## Exercise objective
Return each entry word for word, without its pictures.

--- Records provided ---

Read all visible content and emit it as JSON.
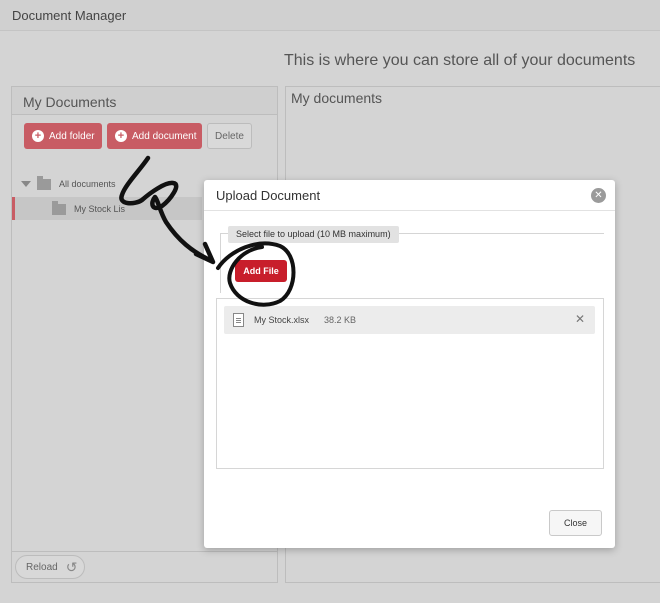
{
  "app": {
    "title": "Document Manager",
    "tagline": "This is where you can store all of your documents"
  },
  "left_panel": {
    "title": "My Documents",
    "buttons": {
      "add_folder": "Add folder",
      "add_document": "Add document",
      "delete": "Delete"
    },
    "tree": [
      {
        "label": "All documents"
      },
      {
        "label": "My Stock Lis"
      }
    ],
    "reload_label": "Reload"
  },
  "right_panel": {
    "title": "My documents"
  },
  "modal": {
    "title": "Upload Document",
    "legend": "Select file to upload (10 MB maximum)",
    "add_file_label": "Add File",
    "files": [
      {
        "name": "My Stock.xlsx",
        "size": "38.2 KB"
      }
    ],
    "close_label": "Close"
  },
  "icons": {
    "close": "close-x-icon",
    "reload": "reload-icon",
    "file": "document-icon",
    "folder": "folder-icon"
  },
  "colors": {
    "primary": "#c81e2b",
    "primary_dim": "#c85c64"
  }
}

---

## Response
Read all visible content and emit it as JSON.
{
  "app": {
    "title": "Document Manager",
    "tagline": "This is where you can store all of your documents"
  },
  "left_panel": {
    "title": "My Documents",
    "buttons": {
      "add_folder": "Add folder",
      "add_document": "Add document",
      "delete": "Delete"
    },
    "tree": [
      {
        "label": "All documents"
      },
      {
        "label": "My Stock Lis"
      }
    ],
    "reload_label": "Reload"
  },
  "right_panel": {
    "title": "My documents"
  },
  "modal": {
    "title": "Upload Document",
    "legend": "Select file to upload (10 MB maximum)",
    "add_file_label": "Add File",
    "files": [
      {
        "name": "My Stock.xlsx",
        "size": "38.2 KB"
      }
    ],
    "close_label": "Close"
  },
  "icons": {
    "close": "close-x-icon",
    "reload": "reload-icon",
    "file": "document-icon",
    "folder": "folder-icon"
  },
  "colors": {
    "primary": "#c81e2b",
    "primary_dim": "#c85c64"
  }
}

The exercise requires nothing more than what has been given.